Mono has always had a flair for the epic. Over the past 10 years, from its first record to the latest, Hymn to the Immortal Wind, the four-piece experimental Japanese rock band has honed a massive, all-encompassing sound that leaves you stunned by the majestic beauty of electric guitars, especially when coupled with violins and cellos.
Though many of Mono’s records have striven to achieve a delicate balance between electric revelries of drenching distortion and the subtleties of orchestral music, none has done so more deftly than Hymn to the Immortal Wind. Mono has long seemed to operate under the belief that more is more, and for this album, the band enlisted its largest chamber orchestra ever, with nearly 30 (mostly string) players adding even more depth to the group’s already intricate style.
“It was not our initial plan to work with such a large group, but as I composed the album, the instrumentation came naturally, and we felt it would best fit the emotion of the songs,”Taka Goto, who founded the band and plays electric guitar, says. “Our music is heavily influenced by classical music so we’ve been wanting to take the next step in exploring more orchestral compositions.”
Mono’s emphasis on orchestration heightens the cinematic quality of its music, and on the new album, Goto collaborated with the writer Heeya So and wrote the songs based on stories she crafted, which makes Hymn to the Immortal Wind something of a concept album.
“We both had a very similar vision about memory and how it transcends lifetimes. It was a story we had spoken about for a while but didn’t expect to become the theme of the album,” Goto explains.

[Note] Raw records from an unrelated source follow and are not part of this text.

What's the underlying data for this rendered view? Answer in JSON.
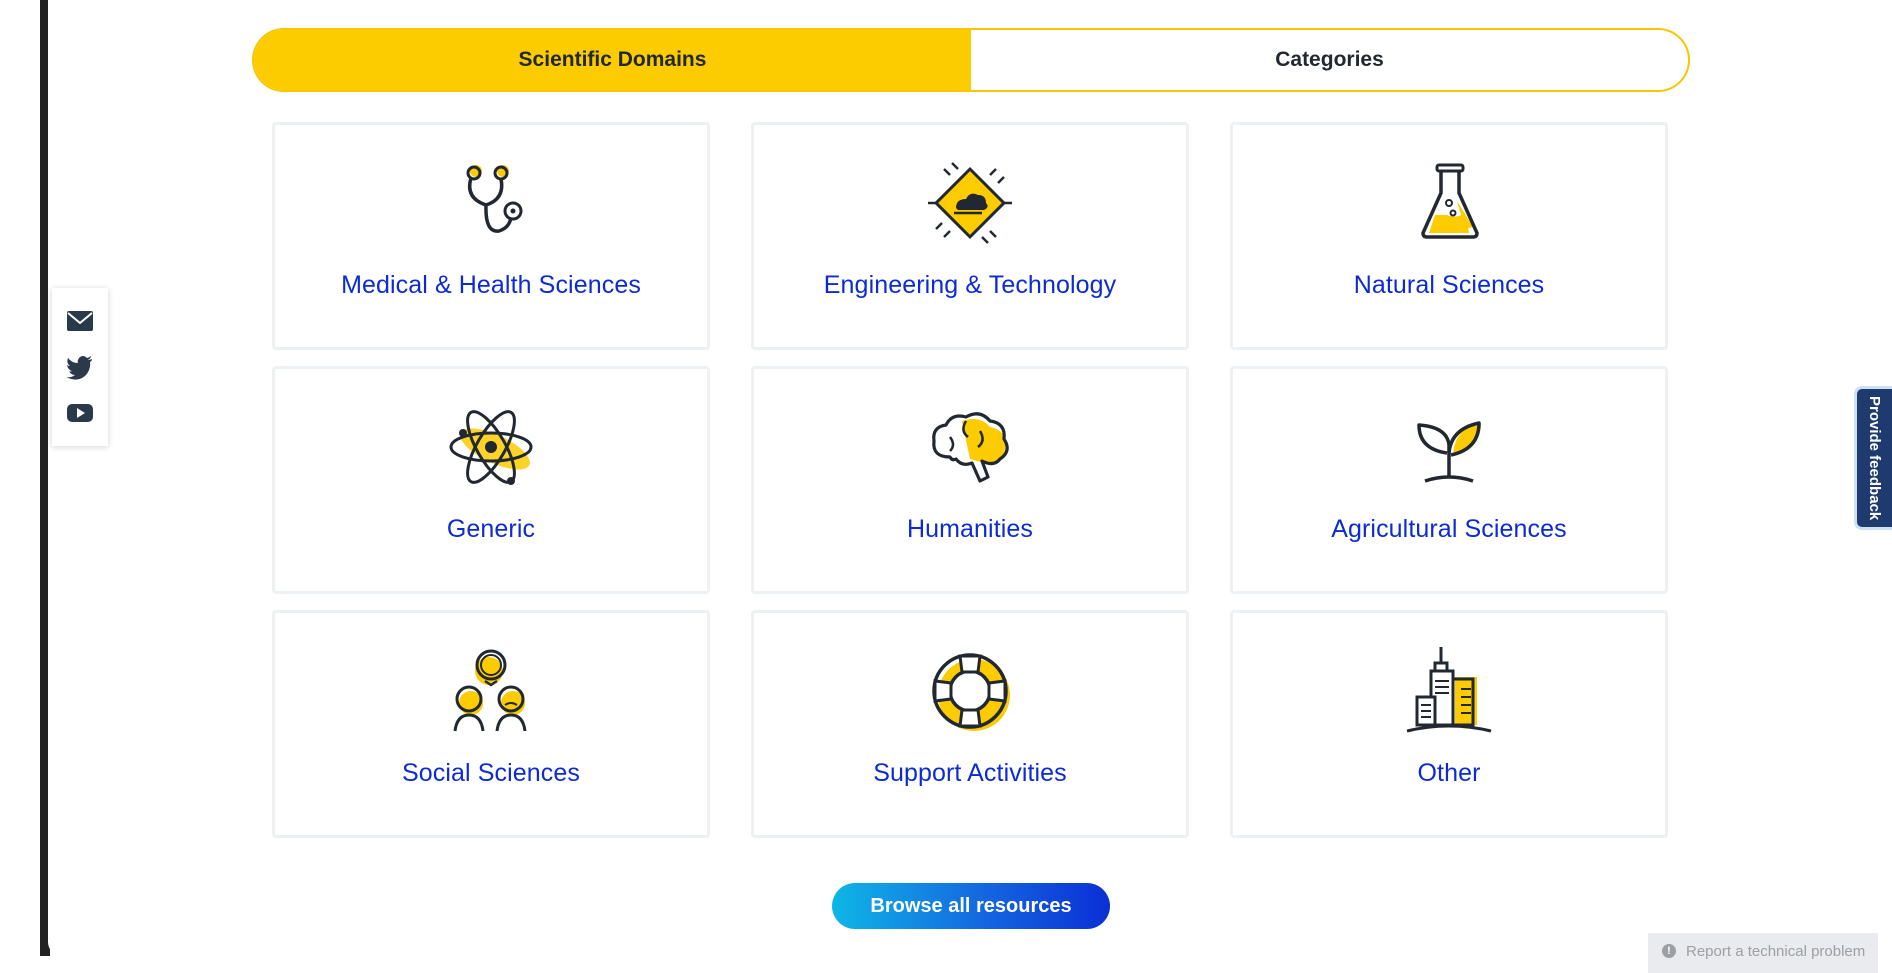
{
  "tabs": [
    {
      "label": "Scientific Domains",
      "active": true
    },
    {
      "label": "Categories",
      "active": false
    }
  ],
  "domains": [
    {
      "label": "Medical & Health Sciences",
      "icon": "stethoscope-icon"
    },
    {
      "label": "Engineering & Technology",
      "icon": "chip-icon"
    },
    {
      "label": "Natural Sciences",
      "icon": "flask-icon"
    },
    {
      "label": "Generic",
      "icon": "atom-icon"
    },
    {
      "label": "Humanities",
      "icon": "brain-icon"
    },
    {
      "label": "Agricultural Sciences",
      "icon": "sprout-icon"
    },
    {
      "label": "Social Sciences",
      "icon": "people-icon"
    },
    {
      "label": "Support Activities",
      "icon": "lifebuoy-icon"
    },
    {
      "label": "Other",
      "icon": "city-icon"
    }
  ],
  "browse_button": "Browse all resources",
  "social": [
    "email-icon",
    "twitter-icon",
    "youtube-icon"
  ],
  "feedback_label": "Provide feedback",
  "report_label": "Report a technical problem",
  "colors": {
    "accent_yellow": "#fccb00",
    "link_blue": "#0c2bd6",
    "icon_dark": "#222831",
    "feedback_bg": "#1e3a6e"
  }
}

So’s tales are dreamy amalgams of binding love and promises to be kept across deep oceans and snowy woods, all bound together by a kaleidoscope of memory and carried on the wind.
“Wind symbolizes that which we cannot see but we know exists—traces of memory left in the soul, traces of the energy and movement of the universe,” Goto says. “While she continued to write it, I started to compose the album as if I were scoring a film, scene by scene.”
In line with the elaborate nature of the record, Mono will be backed by an orchestra for two shows in celebration of its 10th anniversary, the quartet’s only North American performances. And in a perfect marriage of interests, Mono will be playing as part of the Wordless Music series.
In its third season, Ronen Givony says he founded the half-classical, half rock and electronic music series in an effort to mirror the way passionate fans listen to music (often on a iPod in shuffle mode), easily transitioning from, say,Thelonious Monk to Chopin to Aphex Twin.
“Unexpected connections and shared concerns seem to arise when you introduce kind of incongruous things next to each other,” Givony says.
Though Mono recorded Hymn with Chicago musicians, the band will perform at The New York Society for Ethical Culture and (le) poisson rouge with the Wordless Music Orchestra, a New York ensemble that Givony originally pulled together for the American premiere of Johnny Greenwood’s “Popcorn Superhet Receiver” at the beginning of last year.The orchestra will start the evening with the New York premiere of Arvo Pärt’s Symphony No. 4 (with contemporary music conductor Jeff Milarsky leading the ensemble), after which it performs with Mono.
Mono played its first show outside of Japan in New York (where its record label Temporary Residence Limited is based) in 2000, which Goto considers to be a land mark for the band, making the upcoming anniversary performances even more meaningful. And the fact that the quartet has succeeded for over a decade in pursing experimental post rock, despite the fact that the underground music scene in Japan is relatively small, is a testament to the mass of devoted fans across the globe.
“There were many discouraging moments in the past, but I suppose we’ve managed because of international support and good friends around the world,” Goto says. “It has not been easy—there was a time when touring internationally and surviving on only music seemed impossible. So we are very grateful for how far we have come.”
May 8, NY Society for Ethical Culture, 2 W. 64th St. (at Central Park West), nysec.org; 7, $25/$30. Also May 9 at (le) poisson rouge.
Wordless but very loud: Mono